There are two lines of criticism that we should not leap to pursue. The first is that the very neatness of the pattern Soulen discerns makes it suspect. The author has been careful here, and we shall have to be as careful as he if we attempt a demonstration that his exegetico-theological scheme is, overall, selective and contrived. The second is that it will mandate (as, it will be supposed, the next volume is bound to reveal) undesirable and uncontrolled naming of God in the name of the pneumatological pattern detected in the Bible. Soulen is not an author who will fall easily for this.
However, that is not to say that we should forget these lines of criticism; what is required is fidelity to the adage that we look before we leap. It seems to me that he makes a more convincing case for the neglected significance of the Tetragrammaton for trinitarian theology—and this is a far-reaching accomplishment—than for either the mode or the status of the pneumatological pattern of trinitarian naming. But it is a virtue of this book that it forces us to ask ourselves whether or to what extent this is more a reflex reaction conditioned by a theology which we bring to this volume than the product of a dispassionate judgement on the basis of evidence presented in it. However impatiently we greet the reviewer’s customary truism that a review cannot do justice to the book reviewed, it just has to be reiterated in this case. In order to be clear about the substance, let alone the force, of what the author contends, we should need to read the book itself, but I doubt if it is a book that should be definitively judged after only one reading. It is difficult to imagine that fruitful trinitarian theology in the future can avoid coming to terms with at least the elements of Kendall Soulen’s proposal.
Stephen N. Williams

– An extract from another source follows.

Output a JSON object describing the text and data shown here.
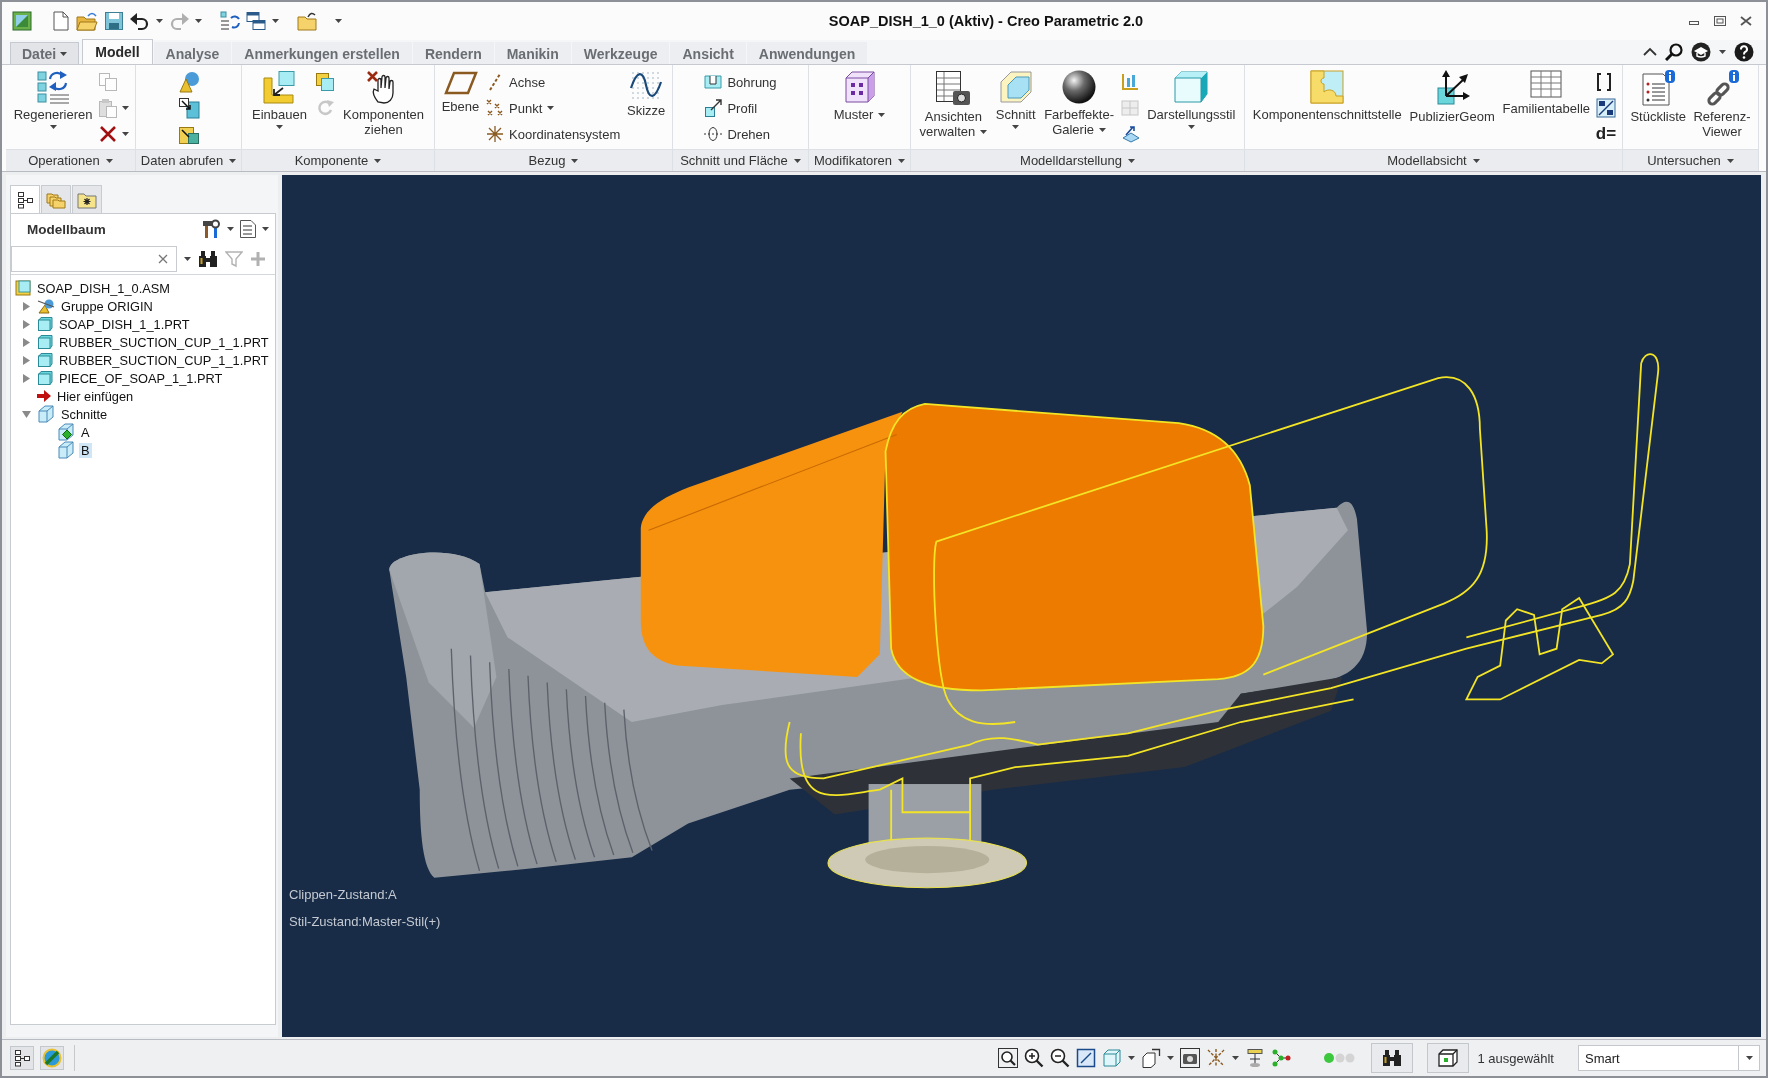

Stephen Williams is professor of systematic theology at Union Theological College in Belfast, Northern Ireland, and served as general editor of Themelios from 1995 to 1999.